Regarding volume, an increase in volume means something’s going on. There’s probably breaking news, an event, or something that results in the stock’s price movement.
Lastly, stock price is another key variable you need to understand well. There are several reasons. In my case, I trade mostly penny stocks, which cost less than $5 per share.
A low price is important because that means you don’t need a huge investment account to potentially capture significant profits.
2. Be Careful While Choosing What To invest In
I’ll never stop saying this: Don’t waste your time in this game unless you have dedication, focus, and you’re cool with research — those are the traits I want in my students.
Besides learning technical and fundamental analysis, you also need to be aware of the risk and have a way to manage it.
Risk Control and Mind Stops
When you enter a position, you’ll never be 100% right every time. Sometimes, you’ll be wrong no matter how rational your analysis was.
When this happens, you need to be prepared in advance to manage this situation. The best way is to have a plan to exit the position with a small loss.
If a position goes in the wrong direction, you need to be willing to exit the position and take a modest loss before it get bigger.
Don’t crush your account … don’t crush your confidence … just get the hell out.
3. Master your Skills with a Mentor
You did it! You learned sector basics. See, that wasn’t so bad.
When I learned this stuff, I took the long way. I had to learn everything on my own with hard work until proving myself successful. I didn’t have a mentor or someone on my side willing to guide me.
And that’s risky. I made it, but for many aspiring traders and investors without much of a background in this stuff, their losing streaks are longer than the size of their bank account, and that’s the end of it.
Long story short: Get a mentor.
The Bottom Line
Knowing about investment sectors can give you a good foundation to understand how the market works, how groups of similar stocks behave and react, and how investors perceive them.

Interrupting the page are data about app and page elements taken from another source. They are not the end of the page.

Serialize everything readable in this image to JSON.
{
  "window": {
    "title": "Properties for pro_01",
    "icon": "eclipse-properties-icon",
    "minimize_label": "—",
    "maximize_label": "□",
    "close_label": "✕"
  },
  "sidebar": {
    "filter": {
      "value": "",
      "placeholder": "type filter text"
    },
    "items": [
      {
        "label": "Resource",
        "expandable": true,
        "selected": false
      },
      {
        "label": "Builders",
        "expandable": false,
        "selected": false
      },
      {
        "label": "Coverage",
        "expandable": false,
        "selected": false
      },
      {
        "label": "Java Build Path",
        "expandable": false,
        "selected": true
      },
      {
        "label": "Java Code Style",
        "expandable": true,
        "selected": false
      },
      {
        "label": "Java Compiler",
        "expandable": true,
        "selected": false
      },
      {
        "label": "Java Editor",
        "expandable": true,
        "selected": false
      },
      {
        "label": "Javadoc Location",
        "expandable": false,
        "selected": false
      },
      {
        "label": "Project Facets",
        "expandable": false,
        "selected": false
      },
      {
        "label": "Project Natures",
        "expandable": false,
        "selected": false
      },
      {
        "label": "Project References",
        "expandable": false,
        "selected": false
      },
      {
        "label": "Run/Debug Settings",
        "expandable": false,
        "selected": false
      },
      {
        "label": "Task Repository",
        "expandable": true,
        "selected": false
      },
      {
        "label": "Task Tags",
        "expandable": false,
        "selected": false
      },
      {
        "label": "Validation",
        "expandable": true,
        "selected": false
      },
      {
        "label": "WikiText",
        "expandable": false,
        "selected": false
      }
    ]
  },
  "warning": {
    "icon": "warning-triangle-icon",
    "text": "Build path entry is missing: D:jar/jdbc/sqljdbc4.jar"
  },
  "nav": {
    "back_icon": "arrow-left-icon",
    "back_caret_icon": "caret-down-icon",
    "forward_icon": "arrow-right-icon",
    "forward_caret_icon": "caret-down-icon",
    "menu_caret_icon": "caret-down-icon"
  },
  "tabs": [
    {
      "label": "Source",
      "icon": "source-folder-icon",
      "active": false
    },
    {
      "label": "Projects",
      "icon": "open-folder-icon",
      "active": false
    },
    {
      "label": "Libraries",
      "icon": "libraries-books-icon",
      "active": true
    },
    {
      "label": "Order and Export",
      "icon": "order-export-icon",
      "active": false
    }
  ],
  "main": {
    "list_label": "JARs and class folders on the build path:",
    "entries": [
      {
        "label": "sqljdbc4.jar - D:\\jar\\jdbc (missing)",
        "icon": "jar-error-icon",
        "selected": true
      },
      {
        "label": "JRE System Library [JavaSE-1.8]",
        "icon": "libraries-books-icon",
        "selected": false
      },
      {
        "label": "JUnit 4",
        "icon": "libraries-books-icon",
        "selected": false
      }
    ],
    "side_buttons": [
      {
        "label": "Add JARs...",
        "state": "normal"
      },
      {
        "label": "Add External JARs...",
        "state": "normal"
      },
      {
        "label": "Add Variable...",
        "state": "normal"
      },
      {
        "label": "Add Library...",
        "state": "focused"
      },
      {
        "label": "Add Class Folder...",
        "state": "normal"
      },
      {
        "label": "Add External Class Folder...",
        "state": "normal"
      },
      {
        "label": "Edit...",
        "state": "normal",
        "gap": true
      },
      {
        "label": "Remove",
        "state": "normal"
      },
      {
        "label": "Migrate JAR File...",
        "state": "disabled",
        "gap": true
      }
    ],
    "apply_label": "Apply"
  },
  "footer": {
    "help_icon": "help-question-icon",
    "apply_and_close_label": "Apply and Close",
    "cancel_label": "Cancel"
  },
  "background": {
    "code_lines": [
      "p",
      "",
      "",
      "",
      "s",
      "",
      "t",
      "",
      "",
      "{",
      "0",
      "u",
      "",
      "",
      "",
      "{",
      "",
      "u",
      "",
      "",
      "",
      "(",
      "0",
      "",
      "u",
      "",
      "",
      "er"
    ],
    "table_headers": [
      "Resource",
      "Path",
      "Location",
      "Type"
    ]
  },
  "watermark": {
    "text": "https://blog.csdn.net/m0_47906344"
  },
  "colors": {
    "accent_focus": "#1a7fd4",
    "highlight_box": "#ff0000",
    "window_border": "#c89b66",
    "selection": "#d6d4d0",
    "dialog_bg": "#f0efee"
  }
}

Now that you know it, use it as a starting point to help you monitor, spot, and take advantage of the opportunities the market offers you.
Editor, Penny Stock Millionaires